Nutcracker Remake: Should One of the Greats be Changed?
Nutcracker Remake: Preservation or Progress
This article is not a review of the upcoming movie. It is not to persuade or dissuade people from seeing it. But there is a question that ought to be considered. Much of the footwork in the remake of this classic ballet comes from sword fighting. Mother Ginger or the Sugar Plum Fairies have taken a backseat. The action and scenery seem to fill the role once occupied by the dance routines and the score. I’m not saying that makes the movie a bad movie or anything else. But the one thing this Nutcracker Remake is not, a Classical Ballet performance with master dancers at the center stage of every scene. You can read more about the history and role it has played in dance in America here.
Other Remakes of Classics:
The Nutcracker Remake is by no means the first time a classic piece of art has been remade. Given how venerated and ubiquitous the Nutcracker is, the mist comparable work of art to be remade in such a drastic fashion, might be Romeo and Juliet. Now Arthur Laurents did not write West Side Story because he thought Shakespeare was a hack that ruined a great idea for a story. He wanted to honor the story and express the themes as they related to the world around him.
Even satirical remakes of classics should not necessarily be off limits. Mel Brooks respects George Lucas and the Star Wars Trilogy, but he still made Spaceballs. Telling a story to a different audience or in a different time period or with a little more levity does not mean the piece has been shamed or in the case of Spaceballs, no longer conveys the courage of refusing to be told the odds and to fight for what’s right.
Ultimately the Opinion is Yours

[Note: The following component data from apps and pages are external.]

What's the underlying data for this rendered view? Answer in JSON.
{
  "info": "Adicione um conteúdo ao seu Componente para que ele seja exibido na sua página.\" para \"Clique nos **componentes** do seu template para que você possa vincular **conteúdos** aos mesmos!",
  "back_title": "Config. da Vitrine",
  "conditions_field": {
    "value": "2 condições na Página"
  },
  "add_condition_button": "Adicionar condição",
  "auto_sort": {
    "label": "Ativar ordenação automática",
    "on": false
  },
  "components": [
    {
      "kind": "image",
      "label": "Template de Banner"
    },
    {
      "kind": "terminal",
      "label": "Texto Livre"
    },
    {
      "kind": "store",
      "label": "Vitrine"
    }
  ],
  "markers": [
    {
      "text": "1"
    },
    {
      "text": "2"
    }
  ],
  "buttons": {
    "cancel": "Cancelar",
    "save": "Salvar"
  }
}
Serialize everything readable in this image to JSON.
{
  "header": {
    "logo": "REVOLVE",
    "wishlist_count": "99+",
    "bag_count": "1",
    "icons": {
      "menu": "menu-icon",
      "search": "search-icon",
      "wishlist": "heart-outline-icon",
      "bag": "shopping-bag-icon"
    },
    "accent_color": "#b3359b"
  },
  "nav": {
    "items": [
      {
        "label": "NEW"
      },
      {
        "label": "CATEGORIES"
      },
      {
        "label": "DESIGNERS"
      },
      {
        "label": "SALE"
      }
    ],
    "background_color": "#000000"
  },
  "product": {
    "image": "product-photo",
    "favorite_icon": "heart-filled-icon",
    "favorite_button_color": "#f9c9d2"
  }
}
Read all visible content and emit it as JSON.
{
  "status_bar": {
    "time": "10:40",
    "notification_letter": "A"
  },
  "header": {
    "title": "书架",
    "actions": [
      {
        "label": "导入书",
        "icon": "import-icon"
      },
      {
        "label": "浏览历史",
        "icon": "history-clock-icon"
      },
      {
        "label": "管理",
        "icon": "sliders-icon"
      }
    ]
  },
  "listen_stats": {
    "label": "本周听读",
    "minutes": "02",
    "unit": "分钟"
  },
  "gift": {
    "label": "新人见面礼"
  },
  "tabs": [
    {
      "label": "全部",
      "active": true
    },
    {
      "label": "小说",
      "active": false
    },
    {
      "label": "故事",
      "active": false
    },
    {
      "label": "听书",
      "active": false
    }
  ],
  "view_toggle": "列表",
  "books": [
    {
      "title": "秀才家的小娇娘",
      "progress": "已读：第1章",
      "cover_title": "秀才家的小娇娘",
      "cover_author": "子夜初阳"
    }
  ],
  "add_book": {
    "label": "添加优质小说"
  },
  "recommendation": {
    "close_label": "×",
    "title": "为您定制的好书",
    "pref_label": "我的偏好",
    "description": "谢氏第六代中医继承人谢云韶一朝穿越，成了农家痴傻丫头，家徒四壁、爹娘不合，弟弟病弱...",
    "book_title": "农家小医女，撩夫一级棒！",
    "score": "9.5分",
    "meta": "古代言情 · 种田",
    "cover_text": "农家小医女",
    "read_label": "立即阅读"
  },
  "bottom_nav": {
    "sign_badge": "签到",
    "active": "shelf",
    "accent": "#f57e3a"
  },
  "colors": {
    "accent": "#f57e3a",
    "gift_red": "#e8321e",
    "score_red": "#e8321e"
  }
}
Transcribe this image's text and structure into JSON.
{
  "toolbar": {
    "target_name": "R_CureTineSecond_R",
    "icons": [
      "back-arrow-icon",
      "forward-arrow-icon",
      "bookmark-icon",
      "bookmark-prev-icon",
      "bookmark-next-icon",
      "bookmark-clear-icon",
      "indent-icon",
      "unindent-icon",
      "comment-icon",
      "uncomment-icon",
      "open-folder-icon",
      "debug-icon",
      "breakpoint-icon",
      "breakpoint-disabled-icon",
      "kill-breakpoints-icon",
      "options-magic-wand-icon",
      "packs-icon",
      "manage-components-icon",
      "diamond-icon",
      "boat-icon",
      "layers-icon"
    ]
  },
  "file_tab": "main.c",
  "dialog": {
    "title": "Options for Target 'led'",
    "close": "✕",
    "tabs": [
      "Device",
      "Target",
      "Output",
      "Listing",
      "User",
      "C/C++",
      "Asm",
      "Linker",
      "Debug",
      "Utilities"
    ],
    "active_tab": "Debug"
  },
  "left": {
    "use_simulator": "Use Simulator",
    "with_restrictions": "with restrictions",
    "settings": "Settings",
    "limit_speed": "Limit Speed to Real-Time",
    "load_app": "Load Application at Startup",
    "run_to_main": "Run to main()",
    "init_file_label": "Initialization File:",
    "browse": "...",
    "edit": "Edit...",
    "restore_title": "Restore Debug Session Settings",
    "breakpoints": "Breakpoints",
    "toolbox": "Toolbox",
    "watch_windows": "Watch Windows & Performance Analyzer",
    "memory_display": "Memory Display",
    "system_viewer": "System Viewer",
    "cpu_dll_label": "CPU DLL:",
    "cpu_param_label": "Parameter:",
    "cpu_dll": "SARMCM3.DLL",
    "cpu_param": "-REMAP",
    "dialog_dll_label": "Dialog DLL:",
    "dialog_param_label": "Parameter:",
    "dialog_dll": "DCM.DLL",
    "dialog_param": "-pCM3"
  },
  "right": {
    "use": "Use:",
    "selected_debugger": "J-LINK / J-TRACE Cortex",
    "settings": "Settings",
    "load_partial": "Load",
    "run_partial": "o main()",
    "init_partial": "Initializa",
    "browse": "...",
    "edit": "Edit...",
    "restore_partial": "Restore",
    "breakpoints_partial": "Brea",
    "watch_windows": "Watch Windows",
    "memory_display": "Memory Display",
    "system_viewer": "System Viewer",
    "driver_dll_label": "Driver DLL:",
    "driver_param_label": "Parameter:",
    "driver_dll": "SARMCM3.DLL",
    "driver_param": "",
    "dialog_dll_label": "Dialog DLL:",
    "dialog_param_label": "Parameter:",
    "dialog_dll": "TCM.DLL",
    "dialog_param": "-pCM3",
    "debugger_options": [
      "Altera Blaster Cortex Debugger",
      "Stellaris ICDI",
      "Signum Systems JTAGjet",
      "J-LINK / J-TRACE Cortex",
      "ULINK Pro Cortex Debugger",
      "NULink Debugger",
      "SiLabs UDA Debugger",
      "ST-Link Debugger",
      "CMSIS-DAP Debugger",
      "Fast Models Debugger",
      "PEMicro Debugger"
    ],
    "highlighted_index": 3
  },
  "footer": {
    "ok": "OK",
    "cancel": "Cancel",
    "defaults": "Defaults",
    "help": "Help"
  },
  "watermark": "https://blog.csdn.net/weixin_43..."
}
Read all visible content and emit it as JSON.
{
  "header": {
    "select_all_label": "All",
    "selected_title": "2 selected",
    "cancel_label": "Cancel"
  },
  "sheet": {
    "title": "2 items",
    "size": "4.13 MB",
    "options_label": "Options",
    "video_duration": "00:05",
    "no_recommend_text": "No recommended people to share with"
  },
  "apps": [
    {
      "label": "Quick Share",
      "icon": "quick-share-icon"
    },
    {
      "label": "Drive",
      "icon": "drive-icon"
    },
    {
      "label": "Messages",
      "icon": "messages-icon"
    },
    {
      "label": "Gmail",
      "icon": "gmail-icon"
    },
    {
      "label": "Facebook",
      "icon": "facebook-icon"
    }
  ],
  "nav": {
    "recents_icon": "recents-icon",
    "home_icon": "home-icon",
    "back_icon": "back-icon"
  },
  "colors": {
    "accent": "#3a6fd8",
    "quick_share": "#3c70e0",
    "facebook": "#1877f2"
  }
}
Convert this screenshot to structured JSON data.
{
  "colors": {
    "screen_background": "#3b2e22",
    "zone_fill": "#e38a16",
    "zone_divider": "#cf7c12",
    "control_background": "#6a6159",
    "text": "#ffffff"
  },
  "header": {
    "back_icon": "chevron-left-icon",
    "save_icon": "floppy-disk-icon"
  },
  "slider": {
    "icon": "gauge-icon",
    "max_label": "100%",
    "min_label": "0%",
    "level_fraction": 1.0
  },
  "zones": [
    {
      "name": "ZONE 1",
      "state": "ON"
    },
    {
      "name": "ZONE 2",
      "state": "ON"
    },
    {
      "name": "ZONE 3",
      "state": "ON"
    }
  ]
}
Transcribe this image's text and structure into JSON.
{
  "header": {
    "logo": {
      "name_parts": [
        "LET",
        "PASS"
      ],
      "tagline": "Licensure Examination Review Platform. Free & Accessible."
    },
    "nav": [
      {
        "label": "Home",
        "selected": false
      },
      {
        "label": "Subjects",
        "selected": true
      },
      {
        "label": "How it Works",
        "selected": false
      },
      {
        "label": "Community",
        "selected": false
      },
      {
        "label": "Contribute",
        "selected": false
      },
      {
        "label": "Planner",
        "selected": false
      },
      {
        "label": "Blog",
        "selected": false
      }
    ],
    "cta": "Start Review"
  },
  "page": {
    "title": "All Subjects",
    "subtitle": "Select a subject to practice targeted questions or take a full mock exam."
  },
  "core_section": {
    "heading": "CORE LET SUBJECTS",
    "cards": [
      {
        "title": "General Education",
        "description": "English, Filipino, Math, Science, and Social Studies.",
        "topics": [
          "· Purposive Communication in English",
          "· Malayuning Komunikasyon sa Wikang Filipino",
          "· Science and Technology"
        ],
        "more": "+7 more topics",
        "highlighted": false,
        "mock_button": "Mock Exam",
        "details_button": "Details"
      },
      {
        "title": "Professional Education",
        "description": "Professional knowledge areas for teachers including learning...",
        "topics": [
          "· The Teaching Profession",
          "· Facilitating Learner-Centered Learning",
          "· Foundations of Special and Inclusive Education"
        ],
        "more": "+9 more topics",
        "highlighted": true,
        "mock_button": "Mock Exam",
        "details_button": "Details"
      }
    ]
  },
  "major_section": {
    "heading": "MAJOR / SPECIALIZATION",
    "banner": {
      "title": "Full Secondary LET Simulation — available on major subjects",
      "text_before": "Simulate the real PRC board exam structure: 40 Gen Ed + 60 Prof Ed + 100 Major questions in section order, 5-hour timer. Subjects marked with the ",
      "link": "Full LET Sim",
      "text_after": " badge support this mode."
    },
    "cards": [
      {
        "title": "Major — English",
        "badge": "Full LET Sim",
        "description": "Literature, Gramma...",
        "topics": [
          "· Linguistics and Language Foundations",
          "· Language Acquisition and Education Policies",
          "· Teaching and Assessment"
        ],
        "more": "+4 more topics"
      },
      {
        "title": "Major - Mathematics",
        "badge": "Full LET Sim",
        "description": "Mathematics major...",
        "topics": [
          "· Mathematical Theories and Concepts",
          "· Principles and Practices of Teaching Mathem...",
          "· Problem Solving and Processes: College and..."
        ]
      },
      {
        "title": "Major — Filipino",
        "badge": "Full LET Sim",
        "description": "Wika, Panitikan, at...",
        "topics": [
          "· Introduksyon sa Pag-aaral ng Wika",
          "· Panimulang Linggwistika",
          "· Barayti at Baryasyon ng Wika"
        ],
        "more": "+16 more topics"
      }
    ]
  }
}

While it is my opinion that remakes on classics are not necessary, nor are not bad either. What is important that is that if a remake is going to be made it should be in an attempt to honor, respect, and preserve the memory of the original. But as art forms progress, not every work of art has to progress with it. And Nutcracker Remake surely is not necessary, but the value in art is not a simple necessity. But there are two points of interest, I believe, are unique to the Nutcracker Remake situation.
1. The practice of Classical Ballet is beginning to dwindle. Some fear it will eventually be a lost art without true dance masters. So should we be concerned that most well recognized and performed piece of Classical Ballet is falling subject to pop culture and possibly morphed into another modern dance work?
2. Despite all the concern of the art of Classical Ballet being missing from the Nutcracker Remake, Misty Copeland, one of the most renowned classical ballet dancers of her generation, does have a role in the film. It is an interesting fact to consider, regardless of what effect, if any, her accepting a role in this movie has on your opinion in this matter.